Starting off the season! You eagerly took your motorcycle out of the garage. With full of excitement, you just pressed the starter button and got startled with a ridiculously down "click" sound with no start!
Be fairly sure that your AGM battery may not be working partially or entirely due to bad weather, lack of care, idleness or age.
Several other signs will help you make sure that the battery is dead or near to death and it's time to replace it, which is our topic of discussion today.
How Long Does a Motorcycle Battery Last?
Since motorcycle batteries come in many forms, their lifespans are naturally different. Apart from this, each type of battery's estimated lifespan can be more or less due to various reasons.
However, quality AGM batteries usually have a lifespan of at least 3 years, which can increase up to 5 years or even 8 years if properly maintained. On the other hand, conventional acid batteries usually die after 2 or 3 years, but good maintenance can last up to 5 years.
Signs of a Bad Motorcycle Battery
As I said before, not all batteries can last their lifespan. Not having a good maintainer, negligence, accidents, bad weather, aging, and in some cases, overcharge can cause sudden battery death. From some of the signals, you can understand that your battery is in bad condition or nearly lost its life.
No Proper Start or No Start At All
If you notice that your motorcycle starts after several tries or does not start at all, you may assume that your battery is in bad condition or dead. And if the situation is like the motorcycle is not starting without a jumpstart, be fairly sure that it is time to replace your battery. Ignoring such a potential indicator of a failing battery can end up with a sudden stop in mid of a ride, which might be very much unpleasant.
Fading Horns and Headlights
If you find your headlight is losing brightness or blinking often, consider that might be a result of a dying battery. But if the headlamp fails to fire, probably the battery is dead. A dying motorcycle battery will also gradually reduce the volume of your motorcycle horn. Receding horn sound or dimming headlight is always a sign of a bad motorcycle battery.
Holding No Charge
Suppose you put the battery in charge and see that it is being charged continuously or is being fully charged in a short time, but the charge goes to zero immediately or shortly after removing it from the charger. That is, the battery can not hold the charge in any way. If this is the case, maybe the battery is dead then, and it's a risk to your motorcycle.
Corroded or Broken Battery Terminals
If you find the battery terminals (lead plates) are partially corroded, that is a sign of your battery getting bad. In this phase, it might not function well. But if the terminals are cleaned carefully at any time before breaking, the battery can start working again if it has life still left. But if you find terminals broken, that's one of the definite signs of a bad motorcycle battery, and it requires replacement.
Bulges or cracks in the battery casing are nearly a confirmed sign of your battery being toasted. It indicates chemical gas inside the battery generated from corrosion because of overcharge or lousy charging system. Whatever the case, it's time to replace the battery.

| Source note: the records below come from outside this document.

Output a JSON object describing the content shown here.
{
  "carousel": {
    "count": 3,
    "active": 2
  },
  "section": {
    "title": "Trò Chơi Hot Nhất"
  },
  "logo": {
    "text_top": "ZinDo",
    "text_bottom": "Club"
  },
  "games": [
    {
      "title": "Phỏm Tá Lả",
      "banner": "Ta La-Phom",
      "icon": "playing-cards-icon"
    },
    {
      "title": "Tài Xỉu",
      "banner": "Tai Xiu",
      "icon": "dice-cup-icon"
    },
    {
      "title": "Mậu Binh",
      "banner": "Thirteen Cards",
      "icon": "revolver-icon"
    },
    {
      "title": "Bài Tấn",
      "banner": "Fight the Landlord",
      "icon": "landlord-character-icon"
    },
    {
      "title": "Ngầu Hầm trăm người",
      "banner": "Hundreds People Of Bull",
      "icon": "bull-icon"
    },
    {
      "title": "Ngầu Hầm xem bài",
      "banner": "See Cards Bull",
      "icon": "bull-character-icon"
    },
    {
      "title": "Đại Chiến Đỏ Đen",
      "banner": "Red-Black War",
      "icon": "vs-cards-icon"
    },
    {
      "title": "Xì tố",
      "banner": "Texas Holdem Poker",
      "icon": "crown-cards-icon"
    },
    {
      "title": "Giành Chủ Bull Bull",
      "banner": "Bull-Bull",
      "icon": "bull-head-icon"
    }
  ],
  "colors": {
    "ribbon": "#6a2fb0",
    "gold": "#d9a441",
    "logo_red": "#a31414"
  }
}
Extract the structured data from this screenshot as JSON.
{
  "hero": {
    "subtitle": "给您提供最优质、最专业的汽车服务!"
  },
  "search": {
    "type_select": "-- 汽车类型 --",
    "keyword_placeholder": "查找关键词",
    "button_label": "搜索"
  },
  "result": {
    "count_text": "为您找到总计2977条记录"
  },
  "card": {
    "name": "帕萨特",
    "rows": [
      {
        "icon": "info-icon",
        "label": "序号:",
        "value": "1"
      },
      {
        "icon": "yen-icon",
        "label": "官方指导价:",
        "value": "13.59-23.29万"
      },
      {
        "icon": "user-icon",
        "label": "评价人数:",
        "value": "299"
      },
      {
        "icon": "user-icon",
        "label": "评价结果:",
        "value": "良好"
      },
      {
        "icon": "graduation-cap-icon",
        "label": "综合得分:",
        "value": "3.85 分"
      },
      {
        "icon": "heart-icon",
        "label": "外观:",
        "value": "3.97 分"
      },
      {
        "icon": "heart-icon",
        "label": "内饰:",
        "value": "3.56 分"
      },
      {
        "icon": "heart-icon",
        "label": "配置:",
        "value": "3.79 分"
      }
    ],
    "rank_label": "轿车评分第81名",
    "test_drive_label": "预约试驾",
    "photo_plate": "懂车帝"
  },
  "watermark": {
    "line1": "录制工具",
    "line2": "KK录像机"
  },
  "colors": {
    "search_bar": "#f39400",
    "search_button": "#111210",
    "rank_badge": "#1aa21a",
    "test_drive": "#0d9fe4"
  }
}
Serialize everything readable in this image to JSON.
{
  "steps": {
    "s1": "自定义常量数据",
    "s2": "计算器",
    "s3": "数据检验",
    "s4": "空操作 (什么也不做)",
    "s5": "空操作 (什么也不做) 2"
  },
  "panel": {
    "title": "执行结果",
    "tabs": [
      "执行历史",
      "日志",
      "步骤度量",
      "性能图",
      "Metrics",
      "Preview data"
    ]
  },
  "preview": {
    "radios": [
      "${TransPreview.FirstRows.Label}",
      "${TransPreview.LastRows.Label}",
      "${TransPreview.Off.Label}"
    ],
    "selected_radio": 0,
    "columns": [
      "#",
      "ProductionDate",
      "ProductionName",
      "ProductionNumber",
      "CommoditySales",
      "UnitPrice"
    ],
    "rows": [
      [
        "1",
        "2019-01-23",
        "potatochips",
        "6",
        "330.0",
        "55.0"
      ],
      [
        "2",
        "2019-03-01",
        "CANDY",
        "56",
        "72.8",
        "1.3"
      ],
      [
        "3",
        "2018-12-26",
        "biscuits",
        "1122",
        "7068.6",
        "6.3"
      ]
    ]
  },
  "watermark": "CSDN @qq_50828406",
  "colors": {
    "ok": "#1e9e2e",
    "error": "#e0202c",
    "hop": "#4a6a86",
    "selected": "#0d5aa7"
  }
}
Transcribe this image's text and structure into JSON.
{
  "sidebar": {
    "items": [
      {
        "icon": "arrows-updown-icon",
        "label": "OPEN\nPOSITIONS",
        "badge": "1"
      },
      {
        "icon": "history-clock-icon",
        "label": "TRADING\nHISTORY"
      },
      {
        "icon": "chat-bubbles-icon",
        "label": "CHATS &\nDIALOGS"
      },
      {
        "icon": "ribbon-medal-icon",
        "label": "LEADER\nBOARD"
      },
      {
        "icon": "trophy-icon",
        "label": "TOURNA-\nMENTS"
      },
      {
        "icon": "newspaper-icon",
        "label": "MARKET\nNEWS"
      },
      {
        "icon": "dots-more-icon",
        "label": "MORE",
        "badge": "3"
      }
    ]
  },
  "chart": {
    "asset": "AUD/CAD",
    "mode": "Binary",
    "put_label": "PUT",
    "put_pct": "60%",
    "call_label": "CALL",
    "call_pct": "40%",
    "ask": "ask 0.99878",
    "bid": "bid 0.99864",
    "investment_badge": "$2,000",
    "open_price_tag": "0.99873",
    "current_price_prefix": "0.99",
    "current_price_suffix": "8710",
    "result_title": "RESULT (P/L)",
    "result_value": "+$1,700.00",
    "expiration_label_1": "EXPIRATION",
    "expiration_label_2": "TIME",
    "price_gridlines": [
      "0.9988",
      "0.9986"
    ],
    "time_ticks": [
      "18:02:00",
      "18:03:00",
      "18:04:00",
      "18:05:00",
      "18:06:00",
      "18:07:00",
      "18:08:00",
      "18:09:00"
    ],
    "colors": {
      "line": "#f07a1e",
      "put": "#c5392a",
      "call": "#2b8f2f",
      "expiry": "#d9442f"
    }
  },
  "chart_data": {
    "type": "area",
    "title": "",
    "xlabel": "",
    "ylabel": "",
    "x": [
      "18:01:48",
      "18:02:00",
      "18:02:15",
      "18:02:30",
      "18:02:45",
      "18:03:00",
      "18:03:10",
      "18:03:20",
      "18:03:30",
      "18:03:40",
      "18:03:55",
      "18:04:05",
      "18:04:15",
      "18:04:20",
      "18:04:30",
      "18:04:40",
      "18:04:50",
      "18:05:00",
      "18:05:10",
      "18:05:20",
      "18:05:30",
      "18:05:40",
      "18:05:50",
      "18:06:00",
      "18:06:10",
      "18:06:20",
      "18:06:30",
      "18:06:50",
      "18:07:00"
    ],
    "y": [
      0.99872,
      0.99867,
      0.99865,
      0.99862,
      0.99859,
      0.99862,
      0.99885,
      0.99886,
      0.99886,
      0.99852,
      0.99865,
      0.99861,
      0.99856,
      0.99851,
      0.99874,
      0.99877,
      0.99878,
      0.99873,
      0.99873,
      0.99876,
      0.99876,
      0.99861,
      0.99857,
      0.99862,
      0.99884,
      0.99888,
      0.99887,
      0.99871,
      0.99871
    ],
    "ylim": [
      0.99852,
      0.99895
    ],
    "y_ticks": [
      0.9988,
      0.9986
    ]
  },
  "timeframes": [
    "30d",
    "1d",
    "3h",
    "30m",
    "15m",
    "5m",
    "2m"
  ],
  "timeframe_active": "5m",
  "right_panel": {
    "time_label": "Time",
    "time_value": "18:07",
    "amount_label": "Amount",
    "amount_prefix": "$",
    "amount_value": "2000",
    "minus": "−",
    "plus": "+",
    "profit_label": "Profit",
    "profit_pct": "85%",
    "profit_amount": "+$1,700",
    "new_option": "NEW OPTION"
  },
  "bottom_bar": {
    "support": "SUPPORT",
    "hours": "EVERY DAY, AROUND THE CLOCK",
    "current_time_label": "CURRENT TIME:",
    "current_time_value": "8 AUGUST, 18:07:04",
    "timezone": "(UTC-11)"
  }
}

It's an obvious sign of a bad battery if it leaks acid outside. It happens due to severe oxidation, leading the battery to cease function. In such a condition, it is highly unprofessional to continue riding a bike without a battery replacement.
Generally, discoloration may occur for other reasons, for example, stains from inside the motorcycle. But it is also a strong sign that your battery is worsening. If you find a single hint like receding horn sound, improper ignition, or dimming light and then find the battery discolored, get it as a confirmed sign of failing battery.
How to Test if the Battery is Really Bad?
Here is a critical piece of information. Your motorcycle may underperform due to any other motorcycle malfunction, despite the battery being in perfect condition. In such a context, there is a possibility of showing one or more signs similar to the above-explained ones, creating high confusion if not observed and decided carefully. For example, a bad alternator can lead to a motorcycle battery not holding charge. You may have thought that it was a battery problem - you replaced it in a hurry - but you didn't get any remedy for the trouble you have been facing.
So, check if your battery is awful before making a quick replacement. You can seek the help of a technician or local motorcycle repair shop or even make your own decisions by checking it in a multimeter.
A multimeter or voltmeter is a handy electronic device for motorcyclists. It mainly works to measure voltage, current, and resistance. All voltmeters come with user instructions given by manufacturers, so testing with it should be pretty easy and only requires your careful pursuance. When you test the battery using a multimeter, check the reading several times. If it seems abnormal, like showing anything below 12-Volt when at full charge or shortly after charging, you can decide to take a new replacement.
A battery for your motorcycle plays a critical role, and having a troublesome one may make it measurable. So, observe the signals, test the battery and replace if necessary. Last but not least, do not ignore your battery and use a proper charging and maintenance system.